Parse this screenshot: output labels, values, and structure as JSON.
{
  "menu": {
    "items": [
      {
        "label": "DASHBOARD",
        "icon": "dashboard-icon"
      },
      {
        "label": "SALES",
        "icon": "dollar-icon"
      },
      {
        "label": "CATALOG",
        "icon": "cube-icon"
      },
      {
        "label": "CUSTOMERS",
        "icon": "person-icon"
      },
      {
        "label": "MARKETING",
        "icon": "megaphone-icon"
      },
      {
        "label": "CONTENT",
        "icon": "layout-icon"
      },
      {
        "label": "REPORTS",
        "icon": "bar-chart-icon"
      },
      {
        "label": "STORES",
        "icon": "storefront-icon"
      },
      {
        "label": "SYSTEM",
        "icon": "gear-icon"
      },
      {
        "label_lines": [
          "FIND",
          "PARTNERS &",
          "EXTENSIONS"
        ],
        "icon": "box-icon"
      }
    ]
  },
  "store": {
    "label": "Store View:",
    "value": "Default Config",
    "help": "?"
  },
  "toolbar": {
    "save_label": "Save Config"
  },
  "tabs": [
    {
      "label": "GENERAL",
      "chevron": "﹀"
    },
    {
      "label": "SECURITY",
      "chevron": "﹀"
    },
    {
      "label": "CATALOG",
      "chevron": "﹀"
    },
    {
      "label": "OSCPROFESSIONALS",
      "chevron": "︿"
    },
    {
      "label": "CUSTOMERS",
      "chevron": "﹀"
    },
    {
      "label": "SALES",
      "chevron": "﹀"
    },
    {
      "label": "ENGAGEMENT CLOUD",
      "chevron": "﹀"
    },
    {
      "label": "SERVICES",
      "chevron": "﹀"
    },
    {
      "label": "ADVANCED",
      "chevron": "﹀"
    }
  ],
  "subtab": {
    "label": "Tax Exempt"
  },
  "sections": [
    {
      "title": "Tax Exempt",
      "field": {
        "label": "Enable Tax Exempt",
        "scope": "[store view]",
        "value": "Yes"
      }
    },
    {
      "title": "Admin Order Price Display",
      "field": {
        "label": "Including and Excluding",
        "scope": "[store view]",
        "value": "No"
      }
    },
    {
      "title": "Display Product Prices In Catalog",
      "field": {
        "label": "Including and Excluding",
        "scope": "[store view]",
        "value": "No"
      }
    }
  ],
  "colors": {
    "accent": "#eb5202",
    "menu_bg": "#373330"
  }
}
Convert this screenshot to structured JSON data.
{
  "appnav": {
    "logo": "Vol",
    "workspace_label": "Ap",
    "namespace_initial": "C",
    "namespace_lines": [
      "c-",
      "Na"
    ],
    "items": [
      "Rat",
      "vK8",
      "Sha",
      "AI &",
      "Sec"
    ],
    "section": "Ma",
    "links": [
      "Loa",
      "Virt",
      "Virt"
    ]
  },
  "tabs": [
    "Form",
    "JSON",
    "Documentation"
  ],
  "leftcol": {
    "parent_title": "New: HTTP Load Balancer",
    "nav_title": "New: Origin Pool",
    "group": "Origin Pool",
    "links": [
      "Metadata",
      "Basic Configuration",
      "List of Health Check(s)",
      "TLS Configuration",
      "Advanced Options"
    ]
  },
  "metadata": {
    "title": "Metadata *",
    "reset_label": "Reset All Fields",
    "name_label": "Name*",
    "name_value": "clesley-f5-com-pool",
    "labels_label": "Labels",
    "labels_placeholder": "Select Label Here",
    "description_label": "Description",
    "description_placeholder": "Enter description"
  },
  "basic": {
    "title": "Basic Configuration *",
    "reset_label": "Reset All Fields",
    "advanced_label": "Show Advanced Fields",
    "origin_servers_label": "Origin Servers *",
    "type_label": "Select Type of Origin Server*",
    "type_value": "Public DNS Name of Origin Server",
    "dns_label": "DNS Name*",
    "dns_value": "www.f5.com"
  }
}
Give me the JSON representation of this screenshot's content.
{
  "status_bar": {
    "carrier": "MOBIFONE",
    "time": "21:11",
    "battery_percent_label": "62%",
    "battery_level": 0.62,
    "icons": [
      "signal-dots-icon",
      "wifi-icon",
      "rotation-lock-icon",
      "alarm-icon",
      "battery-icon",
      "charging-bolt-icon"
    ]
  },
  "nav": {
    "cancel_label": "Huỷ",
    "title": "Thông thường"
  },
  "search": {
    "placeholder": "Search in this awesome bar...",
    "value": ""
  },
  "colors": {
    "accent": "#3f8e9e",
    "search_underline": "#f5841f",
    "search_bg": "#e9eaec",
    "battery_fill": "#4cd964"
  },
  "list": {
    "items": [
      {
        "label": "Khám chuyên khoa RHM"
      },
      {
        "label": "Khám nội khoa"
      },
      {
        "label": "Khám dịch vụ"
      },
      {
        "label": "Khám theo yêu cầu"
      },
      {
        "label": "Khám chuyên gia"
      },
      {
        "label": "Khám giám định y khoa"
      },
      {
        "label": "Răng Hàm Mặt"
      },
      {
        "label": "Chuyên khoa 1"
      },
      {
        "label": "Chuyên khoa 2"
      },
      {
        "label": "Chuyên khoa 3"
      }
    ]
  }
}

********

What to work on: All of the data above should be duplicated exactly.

Response:
Parse this screenshot: output labels, values, and structure as JSON.
{
  "menu": {
    "items": [
      {
        "label": "DASHBOARD",
        "icon": "dashboard-icon"
      },
      {
        "label": "SALES",
        "icon": "dollar-icon"
      },
      {
        "label": "CATALOG",
        "icon": "cube-icon"
      },
      {
        "label": "CUSTOMERS",
        "icon": "person-icon"
      },
      {
        "label": "MARKETING",
        "icon": "megaphone-icon"
      },
      {
        "label": "CONTENT",
        "icon": "layout-icon"
      },
      {
        "label": "REPORTS",
        "icon": "bar-chart-icon"
      },
      {
        "label": "STORES",
        "icon": "storefront-icon"
      },
      {
        "label": "SYSTEM",
        "icon": "gear-icon"
      },
      {
        "label_lines": [
          "FIND",
          "PARTNERS &",
          "EXTENSIONS"
        ],
        "icon": "box-icon"
      }
    ]
  },
  "store": {
    "label": "Store View:",
    "value": "Default Config",
    "help": "?"
  },
  "toolbar": {
    "save_label": "Save Config"
  },
  "tabs": [
    {
      "label": "GENERAL",
      "chevron": "﹀"
    },
    {
      "label": "SECURITY",
      "chevron": "﹀"
    },
    {
      "label": "CATALOG",
      "chevron": "﹀"
    },
    {
      "label": "OSCPROFESSIONALS",
      "chevron": "︿"
    },
    {
      "label": "CUSTOMERS",
      "chevron": "﹀"
    },
    {
      "label": "SALES",
      "chevron": "﹀"
    },
    {
      "label": "ENGAGEMENT CLOUD",
      "chevron": "﹀"
    },
    {
      "label": "SERVICES",
      "chevron": "﹀"
    },
    {
      "label": "ADVANCED",
      "chevron": "﹀"
    }
  ],
  "subtab": {
    "label": "Tax Exempt"
  },
  "sections": [
    {
      "title": "Tax Exempt",
      "field": {
        "label": "Enable Tax Exempt",
        "scope": "[store view]",
        "value": "Yes"
      }
    },
    {
      "title": "Admin Order Price Display",
      "field": {
        "label": "Including and Excluding",
        "scope": "[store view]",
        "value": "No"
      }
    },
    {
      "title": "Display Product Prices In Catalog",
      "field": {
        "label": "Including and Excluding",
        "scope": "[store view]",
        "value": "No"
      }
    }
  ],
  "colors": {
    "accent": "#eb5202",
    "menu_bg": "#373330"
  }
}
Convert this screenshot to structured JSON data.
{
  "appnav": {
    "logo": "Vol",
    "workspace_label": "Ap",
    "namespace_initial": "C",
    "namespace_lines": [
      "c-",
      "Na"
    ],
    "items": [
      "Rat",
      "vK8",
      "Sha",
      "AI &",
      "Sec"
    ],
    "section": "Ma",
    "links": [
      "Loa",
      "Virt",
      "Virt"
    ]
  },
  "tabs": [
    "Form",
    "JSON",
    "Documentation"
  ],
  "leftcol": {
    "parent_title": "New: HTTP Load Balancer",
    "nav_title": "New: Origin Pool",
    "group": "Origin Pool",
    "links": [
      "Metadata",
      "Basic Configuration",
      "List of Health Check(s)",
      "TLS Configuration",
      "Advanced Options"
    ]
  },
  "metadata": {
    "title": "Metadata *",
    "reset_label": "Reset All Fields",
    "name_label": "Name*",
    "name_value": "clesley-f5-com-pool",
    "labels_label": "Labels",
    "labels_placeholder": "Select Label Here",
    "description_label": "Description",
    "description_placeholder": "Enter description"
  },
  "basic": {
    "title": "Basic Configuration *",
    "reset_label": "Reset All Fields",
    "advanced_label": "Show Advanced Fields",
    "origin_servers_label": "Origin Servers *",
    "type_label": "Select Type of Origin Server*",
    "type_value": "Public DNS Name of Origin Server",
    "dns_label": "DNS Name*",
    "dns_value": "www.f5.com"
  }
}
Give me the JSON representation of this screenshot's content.
{
  "status_bar": {
    "carrier": "MOBIFONE",
    "time": "21:11",
    "battery_percent_label": "62%",
    "battery_level": 0.62,
    "icons": [
      "signal-dots-icon",
      "wifi-icon",
      "rotation-lock-icon",
      "alarm-icon",
      "battery-icon",
      "charging-bolt-icon"
    ]
  },
  "nav": {
    "cancel_label": "Huỷ",
    "title": "Thông thường"
  },
  "search": {
    "placeholder": "Search in this awesome bar...",
    "value": ""
  },
  "colors": {
    "accent": "#3f8e9e",
    "search_underline": "#f5841f",
    "search_bg": "#e9eaec",
    "battery_fill": "#4cd964"
  },
  "list": {
    "items": [
      {
        "label": "Khám chuyên khoa RHM"
      },
      {
        "label": "Khám nội khoa"
      },
      {
        "label": "Khám dịch vụ"
      },
      {
        "label": "Khám theo yêu cầu"
      },
      {
        "label": "Khám chuyên gia"
      },
      {
        "label": "Khám giám định y khoa"
      },
      {
        "label": "Răng Hàm Mặt"
      },
      {
        "label": "Chuyên khoa 1"
      },
      {
        "label": "Chuyên khoa 2"
      },
      {
        "label": "Chuyên khoa 3"
      }
    ]
  }
}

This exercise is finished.